WHAT THIS TASK INVOLVES →
The exercise calls for a faithful copy of all the data.

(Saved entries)
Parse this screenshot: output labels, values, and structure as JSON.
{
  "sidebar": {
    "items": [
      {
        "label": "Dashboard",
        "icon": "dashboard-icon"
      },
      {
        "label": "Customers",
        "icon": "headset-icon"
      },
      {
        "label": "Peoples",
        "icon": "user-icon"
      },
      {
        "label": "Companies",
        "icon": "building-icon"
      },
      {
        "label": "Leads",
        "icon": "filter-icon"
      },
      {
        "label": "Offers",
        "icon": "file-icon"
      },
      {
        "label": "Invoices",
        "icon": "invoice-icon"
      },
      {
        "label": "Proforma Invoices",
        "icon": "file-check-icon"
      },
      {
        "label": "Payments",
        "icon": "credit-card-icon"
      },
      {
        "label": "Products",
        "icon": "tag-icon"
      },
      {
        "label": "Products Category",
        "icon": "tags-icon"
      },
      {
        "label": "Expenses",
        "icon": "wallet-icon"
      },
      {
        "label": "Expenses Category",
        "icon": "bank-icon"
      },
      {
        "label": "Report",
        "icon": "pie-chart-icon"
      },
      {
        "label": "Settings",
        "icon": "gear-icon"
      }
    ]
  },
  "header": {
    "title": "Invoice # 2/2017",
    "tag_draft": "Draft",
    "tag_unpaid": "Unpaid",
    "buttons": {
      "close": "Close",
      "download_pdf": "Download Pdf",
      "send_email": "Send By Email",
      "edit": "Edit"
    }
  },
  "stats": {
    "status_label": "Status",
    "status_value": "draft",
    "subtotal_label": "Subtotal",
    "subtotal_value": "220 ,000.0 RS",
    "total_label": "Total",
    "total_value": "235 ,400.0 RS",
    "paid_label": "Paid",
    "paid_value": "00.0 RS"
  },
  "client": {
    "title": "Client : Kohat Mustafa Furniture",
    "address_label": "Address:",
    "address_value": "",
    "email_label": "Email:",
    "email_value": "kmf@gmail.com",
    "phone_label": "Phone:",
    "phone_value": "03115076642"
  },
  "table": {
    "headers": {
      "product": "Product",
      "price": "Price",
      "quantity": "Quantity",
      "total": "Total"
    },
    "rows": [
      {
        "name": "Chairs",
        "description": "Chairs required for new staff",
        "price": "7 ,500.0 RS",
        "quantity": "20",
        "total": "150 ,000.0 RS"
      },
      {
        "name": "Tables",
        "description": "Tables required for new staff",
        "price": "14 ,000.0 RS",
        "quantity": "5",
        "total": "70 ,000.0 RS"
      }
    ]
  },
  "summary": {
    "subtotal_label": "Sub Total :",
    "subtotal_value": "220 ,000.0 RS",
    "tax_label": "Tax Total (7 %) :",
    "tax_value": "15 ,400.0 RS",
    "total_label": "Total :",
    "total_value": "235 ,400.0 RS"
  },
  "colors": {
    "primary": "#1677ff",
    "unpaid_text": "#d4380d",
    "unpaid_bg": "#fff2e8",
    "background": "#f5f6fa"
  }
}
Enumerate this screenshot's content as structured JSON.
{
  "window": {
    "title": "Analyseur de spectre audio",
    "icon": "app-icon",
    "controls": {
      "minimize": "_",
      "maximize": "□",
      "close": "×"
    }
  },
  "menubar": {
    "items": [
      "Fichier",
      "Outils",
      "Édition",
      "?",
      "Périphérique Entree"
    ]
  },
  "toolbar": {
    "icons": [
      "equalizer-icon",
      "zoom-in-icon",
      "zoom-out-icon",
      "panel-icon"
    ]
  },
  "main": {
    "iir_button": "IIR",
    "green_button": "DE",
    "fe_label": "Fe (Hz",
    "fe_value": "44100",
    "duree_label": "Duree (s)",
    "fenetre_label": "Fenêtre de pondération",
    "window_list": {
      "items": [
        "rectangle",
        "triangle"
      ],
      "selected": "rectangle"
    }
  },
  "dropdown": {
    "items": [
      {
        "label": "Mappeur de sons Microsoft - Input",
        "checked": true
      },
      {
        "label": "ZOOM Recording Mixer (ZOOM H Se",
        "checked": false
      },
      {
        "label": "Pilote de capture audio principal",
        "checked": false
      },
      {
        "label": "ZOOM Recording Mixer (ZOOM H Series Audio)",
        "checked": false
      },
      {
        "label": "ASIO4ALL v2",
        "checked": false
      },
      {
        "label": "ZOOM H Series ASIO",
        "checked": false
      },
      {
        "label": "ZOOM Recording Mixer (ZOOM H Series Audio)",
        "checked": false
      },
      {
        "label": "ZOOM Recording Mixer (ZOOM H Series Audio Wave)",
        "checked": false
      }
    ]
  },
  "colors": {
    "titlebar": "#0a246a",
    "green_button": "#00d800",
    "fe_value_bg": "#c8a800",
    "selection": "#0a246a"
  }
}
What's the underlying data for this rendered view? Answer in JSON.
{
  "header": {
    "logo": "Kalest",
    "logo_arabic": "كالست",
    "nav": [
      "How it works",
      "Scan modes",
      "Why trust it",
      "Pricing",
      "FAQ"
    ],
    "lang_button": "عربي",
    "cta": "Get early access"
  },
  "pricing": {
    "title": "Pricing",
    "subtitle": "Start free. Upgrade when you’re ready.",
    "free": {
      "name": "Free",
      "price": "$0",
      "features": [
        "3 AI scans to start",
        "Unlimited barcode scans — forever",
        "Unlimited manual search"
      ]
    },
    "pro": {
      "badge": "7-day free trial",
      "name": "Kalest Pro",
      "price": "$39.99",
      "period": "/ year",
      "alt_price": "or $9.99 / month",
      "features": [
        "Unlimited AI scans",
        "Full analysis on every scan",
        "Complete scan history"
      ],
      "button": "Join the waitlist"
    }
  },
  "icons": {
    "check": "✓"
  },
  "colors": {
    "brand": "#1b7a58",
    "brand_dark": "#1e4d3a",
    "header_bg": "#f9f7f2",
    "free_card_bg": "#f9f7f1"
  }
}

RESPONSE →
Parse this screenshot: output labels, values, and structure as JSON.
{
  "sidebar": {
    "items": [
      {
        "label": "Dashboard",
        "icon": "dashboard-icon"
      },
      {
        "label": "Customers",
        "icon": "headset-icon"
      },
      {
        "label": "Peoples",
        "icon": "user-icon"
      },
      {
        "label": "Companies",
        "icon": "building-icon"
      },
      {
        "label": "Leads",
        "icon": "filter-icon"
      },
      {
        "label": "Offers",
        "icon": "file-icon"
      },
      {
        "label": "Invoices",
        "icon": "invoice-icon"
      },
      {
        "label": "Proforma Invoices",
        "icon": "file-check-icon"
      },
      {
        "label": "Payments",
        "icon": "credit-card-icon"
      },
      {
        "label": "Products",
        "icon": "tag-icon"
      },
      {
        "label": "Products Category",
        "icon": "tags-icon"
      },
      {
        "label": "Expenses",
        "icon": "wallet-icon"
      },
      {
        "label": "Expenses Category",
        "icon": "bank-icon"
      },
      {
        "label": "Report",
        "icon": "pie-chart-icon"
      },
      {
        "label": "Settings",
        "icon": "gear-icon"
      }
    ]
  },
  "header": {
    "title": "Invoice # 2/2017",
    "tag_draft": "Draft",
    "tag_unpaid": "Unpaid",
    "buttons": {
      "close": "Close",
      "download_pdf": "Download Pdf",
      "send_email": "Send By Email",
      "edit": "Edit"
    }
  },
  "stats": {
    "status_label": "Status",
    "status_value": "draft",
    "subtotal_label": "Subtotal",
    "subtotal_value": "220 ,000.0 RS",
    "total_label": "Total",
    "total_value": "235 ,400.0 RS",
    "paid_label": "Paid",
    "paid_value": "00.0 RS"
  },
  "client": {
    "title": "Client : Kohat Mustafa Furniture",
    "address_label": "Address:",
    "address_value": "",
    "email_label": "Email:",
    "email_value": "kmf@gmail.com",
    "phone_label": "Phone:",
    "phone_value": "03115076642"
  },
  "table": {
    "headers": {
      "product": "Product",
      "price": "Price",
      "quantity": "Quantity",
      "total": "Total"
    },
    "rows": [
      {
        "name": "Chairs",
        "description": "Chairs required for new staff",
        "price": "7 ,500.0 RS",
        "quantity": "20",
        "total": "150 ,000.0 RS"
      },
      {
        "name": "Tables",
        "description": "Tables required for new staff",
        "price": "14 ,000.0 RS",
        "quantity": "5",
        "total": "70 ,000.0 RS"
      }
    ]
  },
  "summary": {
    "subtotal_label": "Sub Total :",
    "subtotal_value": "220 ,000.0 RS",
    "tax_label": "Tax Total (7 %) :",
    "tax_value": "15 ,400.0 RS",
    "total_label": "Total :",
    "total_value": "235 ,400.0 RS"
  },
  "colors": {
    "primary": "#1677ff",
    "unpaid_text": "#d4380d",
    "unpaid_bg": "#fff2e8",
    "background": "#f5f6fa"
  }
}
Enumerate this screenshot's content as structured JSON.
{
  "window": {
    "title": "Analyseur de spectre audio",
    "icon": "app-icon",
    "controls": {
      "minimize": "_",
      "maximize": "□",
      "close": "×"
    }
  },
  "menubar": {
    "items": [
      "Fichier",
      "Outils",
      "Édition",
      "?",
      "Périphérique Entree"
    ]
  },
  "toolbar": {
    "icons": [
      "equalizer-icon",
      "zoom-in-icon",
      "zoom-out-icon",
      "panel-icon"
    ]
  },
  "main": {
    "iir_button": "IIR",
    "green_button": "DE",
    "fe_label": "Fe (Hz",
    "fe_value": "44100",
    "duree_label": "Duree (s)",
    "fenetre_label": "Fenêtre de pondération",
    "window_list": {
      "items": [
        "rectangle",
        "triangle"
      ],
      "selected": "rectangle"
    }
  },
  "dropdown": {
    "items": [
      {
        "label": "Mappeur de sons Microsoft - Input",
        "checked": true
      },
      {
        "label": "ZOOM Recording Mixer (ZOOM H Se",
        "checked": false
      },
      {
        "label": "Pilote de capture audio principal",
        "checked": false
      },
      {
        "label": "ZOOM Recording Mixer (ZOOM H Series Audio)",
        "checked": false
      },
      {
        "label": "ASIO4ALL v2",
        "checked": false
      },
      {
        "label": "ZOOM H Series ASIO",
        "checked": false
      },
      {
        "label": "ZOOM Recording Mixer (ZOOM H Series Audio)",
        "checked": false
      },
      {
        "label": "ZOOM Recording Mixer (ZOOM H Series Audio Wave)",
        "checked": false
      }
    ]
  },
  "colors": {
    "titlebar": "#0a246a",
    "green_button": "#00d800",
    "fe_value_bg": "#c8a800",
    "selection": "#0a246a"
  }
}
What's the underlying data for this rendered view? Answer in JSON.
{
  "header": {
    "logo": "Kalest",
    "logo_arabic": "كالست",
    "nav": [
      "How it works",
      "Scan modes",
      "Why trust it",
      "Pricing",
      "FAQ"
    ],
    "lang_button": "عربي",
    "cta": "Get early access"
  },
  "pricing": {
    "title": "Pricing",
    "subtitle": "Start free. Upgrade when you’re ready.",
    "free": {
      "name": "Free",
      "price": "$0",
      "features": [
        "3 AI scans to start",
        "Unlimited barcode scans — forever",
        "Unlimited manual search"
      ]
    },
    "pro": {
      "badge": "7-day free trial",
      "name": "Kalest Pro",
      "price": "$39.99",
      "period": "/ year",
      "alt_price": "or $9.99 / month",
      "features": [
        "Unlimited AI scans",
        "Full analysis on every scan",
        "Complete scan history"
      ],
      "button": "Join the waitlist"
    }
  },
  "icons": {
    "check": "✓"
  },
  "colors": {
    "brand": "#1b7a58",
    "brand_dark": "#1e4d3a",
    "header_bg": "#f9f7f2",
    "free_card_bg": "#f9f7f1"
  }
}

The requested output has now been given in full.